Jimmy Carter celebrated his 96th birthday on October 1, 2020. This article celebrates one of Carter’s greatest achievements — one that was made after he left politics and does not get the attention it deserves.
In 1986, Carter declared war on a disease called dracunculiasis, which is caused by an insidious parasite known as the Guinea worm. The Guinea worm once threatened millions of people, especially children, in twenty-one countries in Africa and Asia.
People become infected when they drink water contaminated with water fleas (copepods) carrying Guinea worm larvae in their bellies. The person’s stomach acid digests the body of the fleas, releasing the worm larvae. The unfortunate victim will soon experience a living nightmare, the likes of which is usually found in the pages of a Stephen King novel.
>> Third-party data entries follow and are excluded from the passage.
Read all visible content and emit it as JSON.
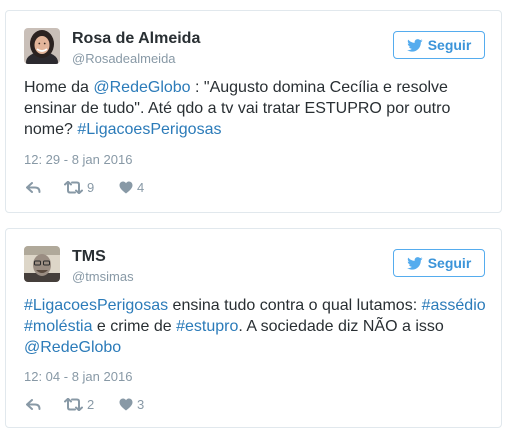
{
  "colors": {
    "link": "#2b7bb9",
    "follow_blue": "#3b94d9",
    "muted": "#8899a6",
    "border": "#e1e8ed"
  },
  "tweets": [
    {
      "display_name": "Rosa de Almeida",
      "handle": "@Rosadealmeida",
      "follow_label": "Seguir",
      "text": {
        "p1": "Home da ",
        "mention1": "@RedeGlobo",
        "p2": " : \"Augusto domina Cecília e resolve ensinar de tudo\". Até qdo a tv vai tratar ESTUPRO por outro nome? ",
        "hashtag1": "#LigacoesPerigosas"
      },
      "timestamp": "12: 29 - 8 jan 2016",
      "retweet_count": "9",
      "like_count": "4",
      "icons": [
        "reply-icon",
        "retweet-icon",
        "heart-icon",
        "twitter-bird-icon"
      ]
    },
    {
      "display_name": "TMS",
      "handle": "@tmsimas",
      "follow_label": "Seguir",
      "text": {
        "hashtag1": "#LigacoesPerigosas",
        "p1": " ensina tudo contra o qual lutamos: ",
        "hashtag2": "#assédio",
        "p2": " ",
        "hashtag3": "#moléstia",
        "p3": " e crime de ",
        "hashtag4": "#estupro",
        "p4": ". A sociedade diz NÃO a isso  ",
        "mention1": "@RedeGlobo"
      },
      "timestamp": "12: 04 - 8 jan 2016",
      "retweet_count": "2",
      "like_count": "3",
      "icons": [
        "reply-icon",
        "retweet-icon",
        "heart-icon",
        "twitter-bird-icon"
      ]
    }
  ]
}
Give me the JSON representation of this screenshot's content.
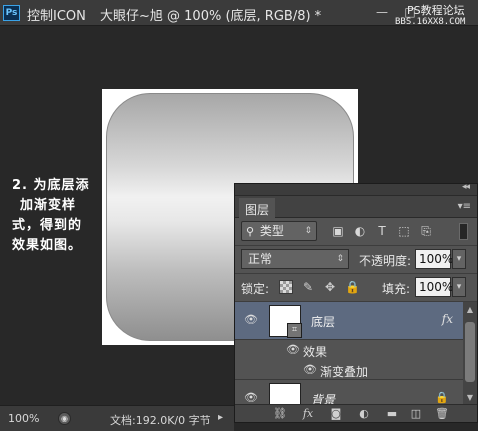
{
  "window": {
    "app_badge": "Ps",
    "app_title": "控制ICON",
    "document_title": "大眼仔~旭 @ 100% (底层, RGB/8) *",
    "minimize_glyph": "—",
    "restore_glyph": "□",
    "watermark_line1": "PS教程论坛",
    "watermark_line2": "BBS.16XX8.COM"
  },
  "instruction": {
    "lines": [
      "2. 为底层添",
      "加渐变样",
      "式，得到的",
      "效果如图。"
    ]
  },
  "layers_panel": {
    "collapse_glyph": "◂◂",
    "tab_label": "图层",
    "menu_glyph": "▾≡",
    "filter": {
      "kind_label": "类型",
      "search_glyph": "⚲",
      "caret": "⇕",
      "icons": [
        "image-filter-icon",
        "adjustment-filter-icon",
        "type-filter-icon",
        "shape-filter-icon",
        "smart-object-filter-icon"
      ],
      "icon_glyphs": [
        "▣",
        "◐",
        "T",
        "⬚",
        "⎘"
      ]
    },
    "blend_mode": "正常",
    "blend_caret": "⇕",
    "opacity_label": "不透明度:",
    "opacity_value": "100%",
    "dropdown_glyph": "▾",
    "lock_label": "锁定:",
    "lock_glyphs": [
      "",
      "✎",
      "✥",
      "🔒"
    ],
    "fill_label": "填充:",
    "fill_value": "100%",
    "layers": [
      {
        "name": "底层",
        "selected": true,
        "fx": "fx",
        "effects_label": "效果",
        "effect_items": [
          "渐变叠加"
        ]
      },
      {
        "name": "背景",
        "locked": true
      }
    ],
    "eye_glyph": "👁",
    "lock_glyph": "🔒",
    "thumb_badge_glyph": "⌗",
    "scroll_up_glyph": "▲",
    "scroll_down_glyph": "▼",
    "footer_icons": [
      "link-icon",
      "fx-icon",
      "mask-icon",
      "adjustment-icon",
      "group-folder-icon",
      "new-layer-icon",
      "trash-icon"
    ],
    "footer_glyphs": [
      "⛓",
      "fx",
      "◙",
      "◐",
      "▬",
      "◫",
      "🗑"
    ]
  },
  "status": {
    "zoom": "100%",
    "status_button_glyph": "◉",
    "doc_info": "文档:192.0K/0 字节",
    "arrow": "▸"
  },
  "colors": {
    "workspace_bg": "#282828",
    "panel_bg": "#535353",
    "selected_layer_bg": "#5d6a80",
    "canvas_bg": "#ffffff"
  }
}
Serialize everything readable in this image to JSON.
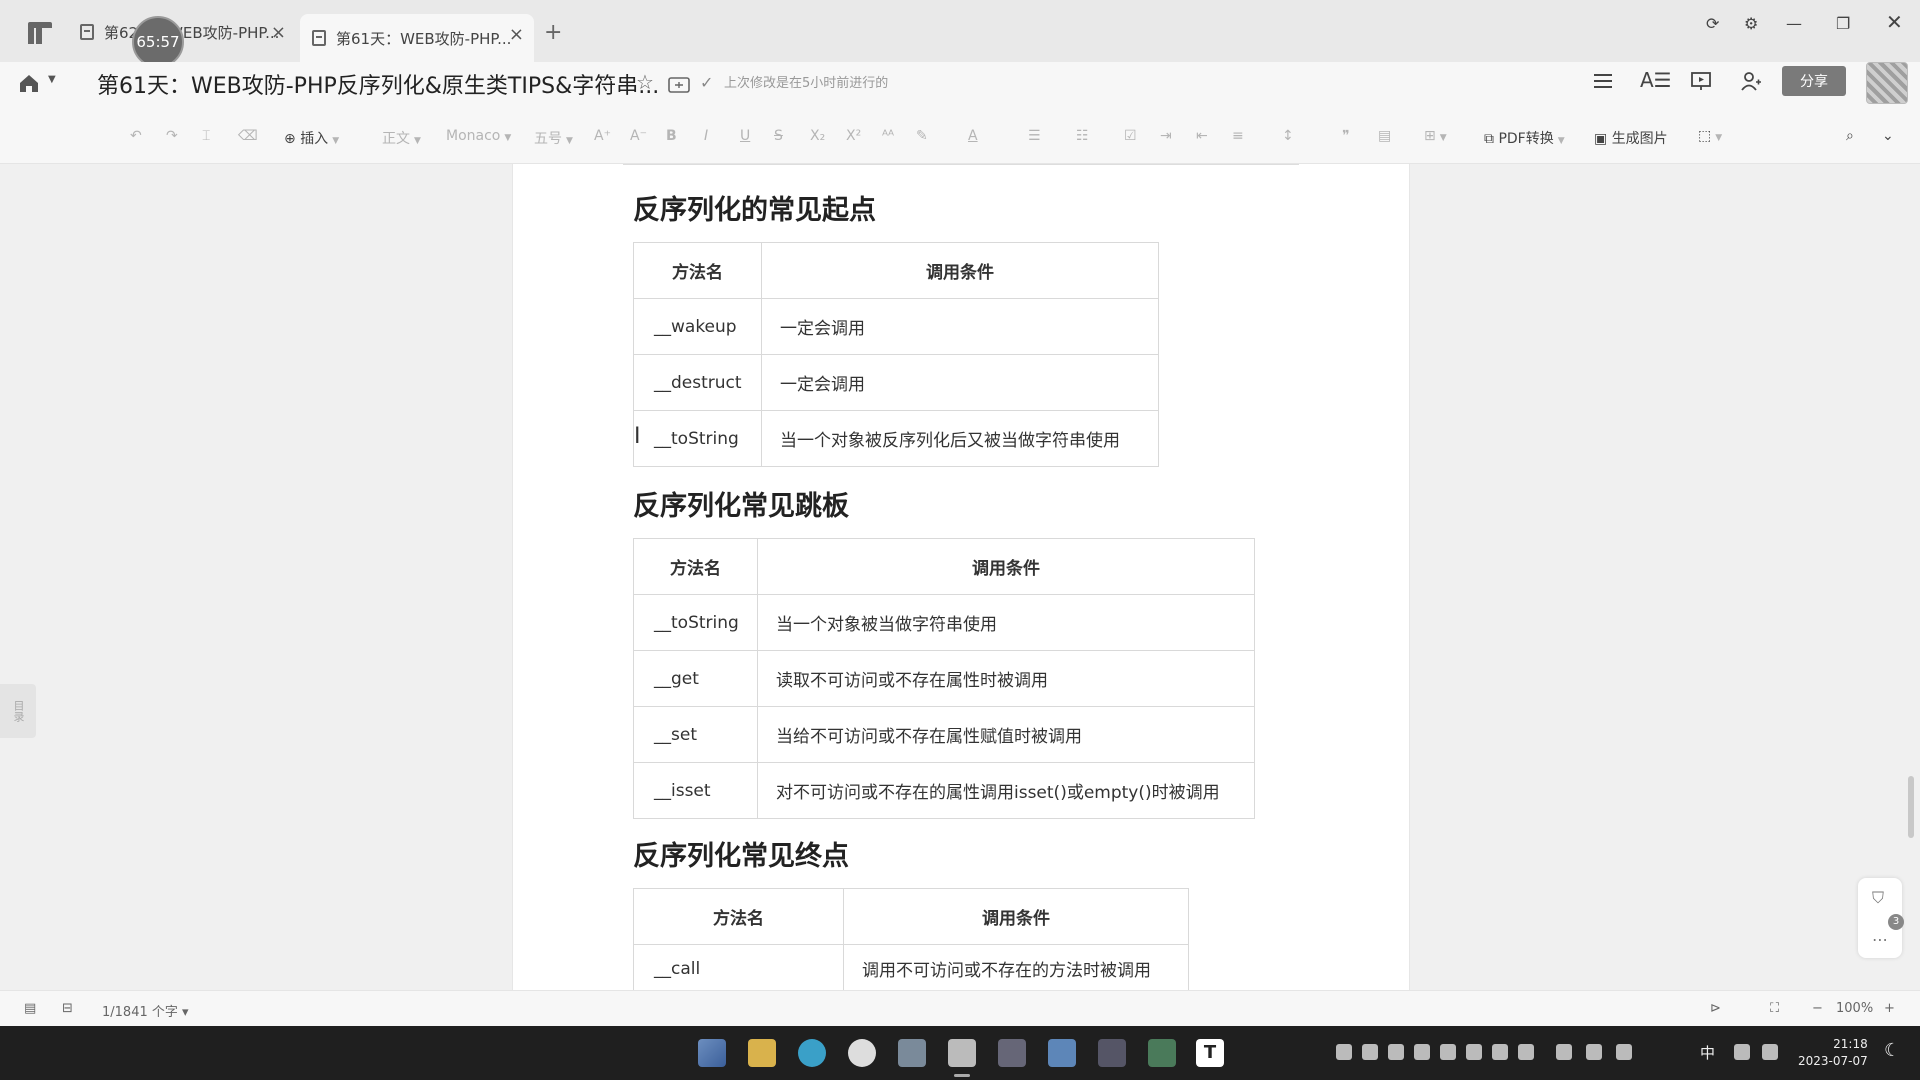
{
  "tabs": [
    {
      "label": "第62天：WEB攻防-PHP...",
      "active": false
    },
    {
      "label": "第61天：WEB攻防-PHP...",
      "active": true
    }
  ],
  "timer_badge": "65:57",
  "header": {
    "doc_title": "第61天：WEB攻防-PHP反序列化&原生类TIPS&字符串...",
    "save_status": "上次修改是在5小时前进行的",
    "share_label": "分享"
  },
  "toolbar": {
    "insert": "插入",
    "style": "正文",
    "font": "Monaco",
    "size": "五号",
    "pdf": "PDF转换",
    "image": "生成图片"
  },
  "outline_tab": "目录",
  "sections": [
    {
      "title": "反序列化的常见起点",
      "headers": [
        "方法名",
        "调用条件"
      ],
      "rows": [
        {
          "method": "__wakeup",
          "condition": "一定会调用"
        },
        {
          "method": "__destruct",
          "condition": "一定会调用"
        },
        {
          "method": "__toString",
          "condition": "当一个对象被反序列化后又被当做字符串使用"
        }
      ]
    },
    {
      "title": "反序列化常见跳板",
      "headers": [
        "方法名",
        "调用条件"
      ],
      "rows": [
        {
          "method": "__toString",
          "condition": "当一个对象被当做字符串使用"
        },
        {
          "method": "__get",
          "condition": "读取不可访问或不存在属性时被调用"
        },
        {
          "method": "__set",
          "condition": "当给不可访问或不存在属性赋值时被调用"
        },
        {
          "method": "__isset",
          "condition": "对不可访问或不存在的属性调用isset()或empty()时被调用"
        }
      ]
    },
    {
      "title": "反序列化常见终点",
      "headers": [
        "方法名",
        "调用条件"
      ],
      "rows": [
        {
          "method": "__call",
          "condition": "调用不可访问或不存在的方法时被调用"
        }
      ]
    }
  ],
  "side_float_badge": "3",
  "statusbar": {
    "word_count": "1/1841 个字",
    "zoom": "100%"
  },
  "clock": {
    "time": "21:18",
    "date": "2023-07-07"
  },
  "tray_ime": "中",
  "colors": {
    "accent": "#7a7a7a",
    "taskbar": "#1f1f1f",
    "page": "#ffffff"
  }
}
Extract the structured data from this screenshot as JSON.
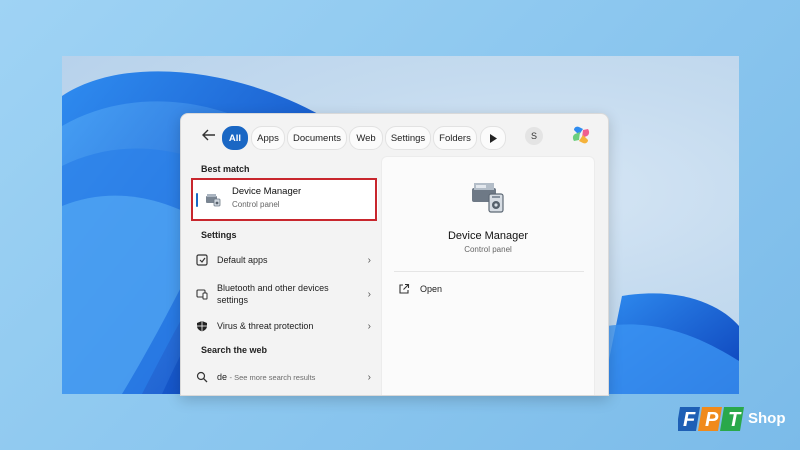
{
  "filters": {
    "back_icon": "back-arrow-icon",
    "chips": [
      "All",
      "Apps",
      "Documents",
      "Web",
      "Settings",
      "Folders"
    ],
    "active": "All",
    "more_icon": "play-icon",
    "avatar_letter": "S",
    "copilot_icon": "copilot-icon"
  },
  "best_match": {
    "heading": "Best match",
    "title": "Device Manager",
    "subtitle": "Control panel",
    "icon": "device-manager-icon"
  },
  "settings": {
    "heading": "Settings",
    "items": [
      {
        "label": "Default apps",
        "icon": "default-apps-icon"
      },
      {
        "label": "Bluetooth and other devices settings",
        "icon": "bluetooth-devices-icon"
      },
      {
        "label": "Virus & threat protection",
        "icon": "shield-icon"
      }
    ]
  },
  "web": {
    "heading": "Search the web",
    "query": "de",
    "hint": "- See more search results",
    "icon": "search-icon"
  },
  "preview": {
    "title": "Device Manager",
    "subtitle": "Control panel",
    "open_label": "Open",
    "open_icon": "open-external-icon"
  },
  "brand": {
    "letters": [
      "F",
      "P",
      "T"
    ],
    "word": "Shop",
    "colors": {
      "blue": "#1e5fb5",
      "orange": "#f08a1c",
      "green": "#2aa84a"
    }
  },
  "colors": {
    "accent": "#1a67c4",
    "highlight": "#c8262d"
  }
}
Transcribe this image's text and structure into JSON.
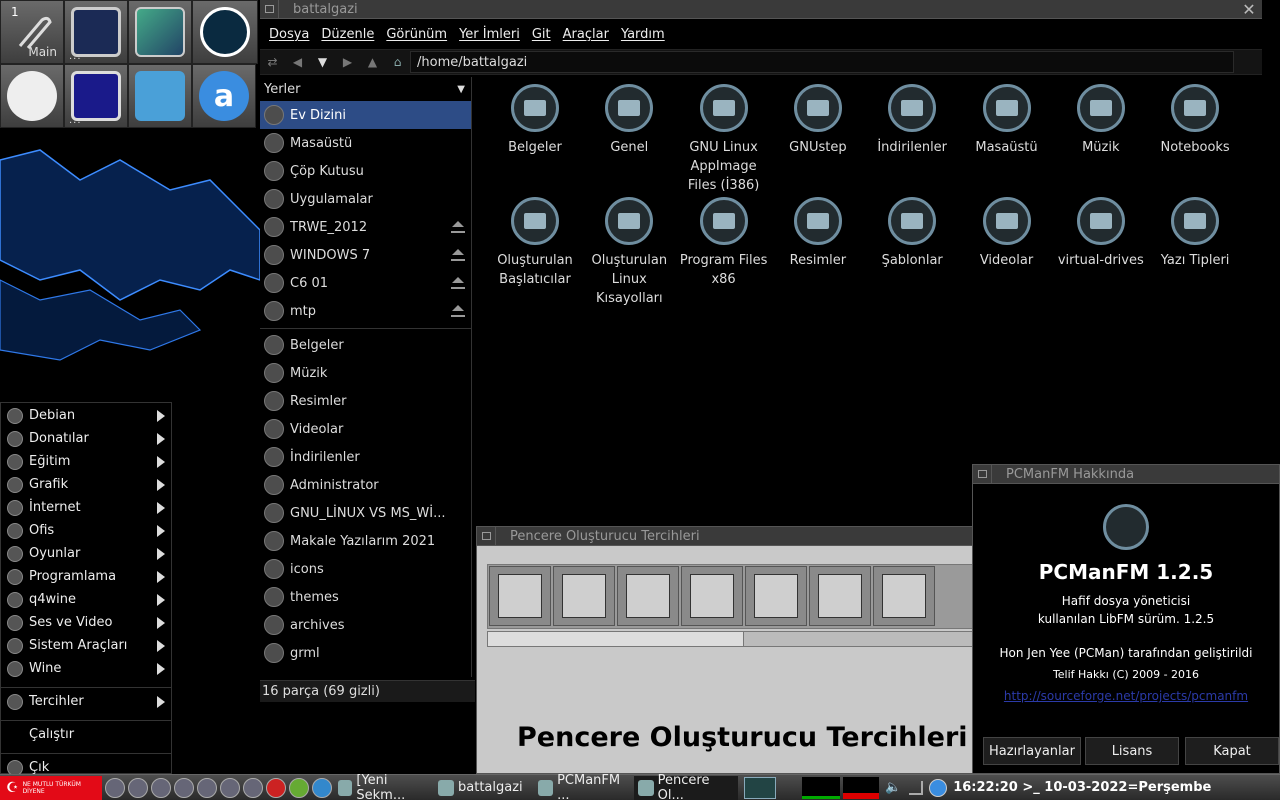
{
  "dock": {
    "workspace_number": "1",
    "workspace_label": "Main",
    "dots": "..."
  },
  "file_manager": {
    "title": "battalgazi",
    "menu": [
      "Dosya",
      "Düzenle",
      "Görünüm",
      "Yer İmleri",
      "Git",
      "Araçlar",
      "Yardım"
    ],
    "path": "/home/battalgazi",
    "sidebar_header": "Yerler",
    "places": [
      {
        "label": "Ev Dizini",
        "icon": "home-icon",
        "selected": true,
        "eject": false
      },
      {
        "label": "Masaüstü",
        "icon": "desktop-icon",
        "eject": false
      },
      {
        "label": "Çöp Kutusu",
        "icon": "trash-icon",
        "eject": false
      },
      {
        "label": "Uygulamalar",
        "icon": "applications-icon",
        "eject": false
      },
      {
        "label": "TRWE_2012",
        "icon": "drive-icon",
        "eject": true
      },
      {
        "label": "WINDOWS 7",
        "icon": "drive-icon",
        "eject": true
      },
      {
        "label": "C6 01",
        "icon": "phone-icon",
        "eject": true
      },
      {
        "label": "mtp",
        "icon": "media-icon",
        "eject": true
      }
    ],
    "bookmarks": [
      {
        "label": "Belgeler",
        "icon": "documents-icon"
      },
      {
        "label": "Müzik",
        "icon": "music-icon"
      },
      {
        "label": "Resimler",
        "icon": "pictures-icon"
      },
      {
        "label": "Videolar",
        "icon": "videos-icon"
      },
      {
        "label": "İndirilenler",
        "icon": "download-icon"
      },
      {
        "label": "Administrator",
        "icon": "folder-icon"
      },
      {
        "label": "GNU_LİNUX VS MS_Wİ...",
        "icon": "folder-icon"
      },
      {
        "label": "Makale Yazılarım 2021",
        "icon": "folder-icon"
      },
      {
        "label": "icons",
        "icon": "folder-icon"
      },
      {
        "label": "themes",
        "icon": "folder-icon"
      },
      {
        "label": "archives",
        "icon": "folder-icon"
      },
      {
        "label": "grml",
        "icon": "folder-icon"
      }
    ],
    "status": "16 parça (69 gizli)",
    "files": [
      {
        "name": "Belgeler",
        "icon": "documents-icon"
      },
      {
        "name": "Genel",
        "icon": "public-icon"
      },
      {
        "name": "GNU Linux AppImage Files (İ386)",
        "icon": "folder-icon"
      },
      {
        "name": "GNUstep",
        "icon": "folder-icon"
      },
      {
        "name": "İndirilenler",
        "icon": "download-icon"
      },
      {
        "name": "Masaüstü",
        "icon": "desktop-icon"
      },
      {
        "name": "Müzik",
        "icon": "music-icon"
      },
      {
        "name": "Notebooks",
        "icon": "folder-icon"
      },
      {
        "name": "Oluşturulan Başlatıcılar",
        "icon": "folder-icon"
      },
      {
        "name": "Oluşturulan Linux Kısayolları",
        "icon": "folder-icon"
      },
      {
        "name": "Program Files x86",
        "icon": "folder-icon"
      },
      {
        "name": "Resimler",
        "icon": "pictures-icon"
      },
      {
        "name": "Şablonlar",
        "icon": "templates-icon"
      },
      {
        "name": "Videolar",
        "icon": "videos-icon"
      },
      {
        "name": "virtual-drives",
        "icon": "folder-icon"
      },
      {
        "name": "Yazı Tipleri",
        "icon": "folder-icon"
      }
    ]
  },
  "prefs": {
    "title": "Pencere Oluşturucu Tercihleri",
    "heading": "Pencere Oluşturucu Tercihleri"
  },
  "about": {
    "title": "PCManFM Hakkında",
    "app_name": "PCManFM 1.2.5",
    "desc1": "Hafif dosya yöneticisi",
    "desc2": "kullanılan LibFM sürüm. 1.2.5",
    "author": "Hon Jen Yee (PCMan) tarafından geliştirildi",
    "copyright": "Telif Hakkı (C) 2009 - 2016",
    "link": "http://sourceforge.net/projects/pcmanfm",
    "btn_credits": "Hazırlayanlar",
    "btn_license": "Lisans",
    "btn_close": "Kapat"
  },
  "appmenu": {
    "items": [
      "Debian",
      "Donatılar",
      "Eğitim",
      "Grafik",
      "İnternet",
      "Ofis",
      "Oyunlar",
      "Programlama",
      "q4wine",
      "Ses ve Video",
      "Sistem Araçları",
      "Wine"
    ],
    "prefs": "Tercihler",
    "run": "Çalıştır",
    "quit": "Çık"
  },
  "taskbar": {
    "flag_text": "NE MUTLU TÜRKÜM DİYENE",
    "tasks": [
      "[Yeni Sekm...",
      "battalgazi",
      "PCManFM ...",
      "Pencere Ol..."
    ],
    "clock": "16:22:20 >_ 10-03-2022=Perşembe"
  },
  "colors": {
    "selection": "#2d4c86",
    "flag": "#e30a17",
    "icon_ring": "#6f8ea0"
  }
}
Once in the gut, the Guinea worm larvae drill through the intestinal wall, and are now free to mate and roam around the body. After maturing for about a year, the adult Guinea worm is ready to make a dramatic exit. It does so by migrating to the surface of the skin, usually making its appearance in a lesion on the leg or foot.
The good news is — as horrible as it sounds — dracunculiasis is not lethal. The bad news is that the worm cannot be yanked out like a slippery spaghetti noodle. It must be painstakingly extracted bit by bit over a long period of time, being wound around gauze or a stick. Complete extraction of the Guinea worm can take weeks.
If that weren’t bad enough, the worm also causes a distressing burning sensation at the exit site. This makes the unfortunate victim want to soak the infected limb in the village’s water supply. When the worm contacts the water, it releases its larvae, which go on to infect copepods and perpetuate the worm’s life cycle.
The problem in many of the afflicted areas is that the drinking water often comes from the same source that serves as a bath, laundry, and toilet. For the Guinea worm, this makes for an extremely successful mode of transmission — more than 3.5 million people a year were getting infected in the mid-1980s. In addition to the pain and suffering, the Guinea worm causes significant economical losses in these already impoverished nations.
Despite the large number of people affected, the Guinea worm disease remained neglected for a very long time. As it is restricted to largely impoverished nations, there are few fiscal resources to mount research aimed at developing drugs for treatment or prevention. But Carter and his colleagues figured that if they could stop transmission, they could stop this worm.
With remarkable efficiency and just a few hundred million dollars (far less than the economic damage the worm causes), Carter’s organization was able to educate would-be victims about the worm and how it is spread. Through simple hygienic measures that many take for granted, such as filtering the drinking water, treating water with insecticides that kill copepods, and reporting infections, Carter and his organization achieved one of the greatest global health victories of our time. In 2018, only 28 cases of Guinea Worm disease were reported.
In 1980, smallpox became the first disease to be eradicated by humanity. Thanks to Carter’s efforts, Guinea worm disease is poised to become the second. Carter would also make history as being instrumental in eliminating the first disease without the use of a vaccine or drug — compassion and education make all the difference in the world.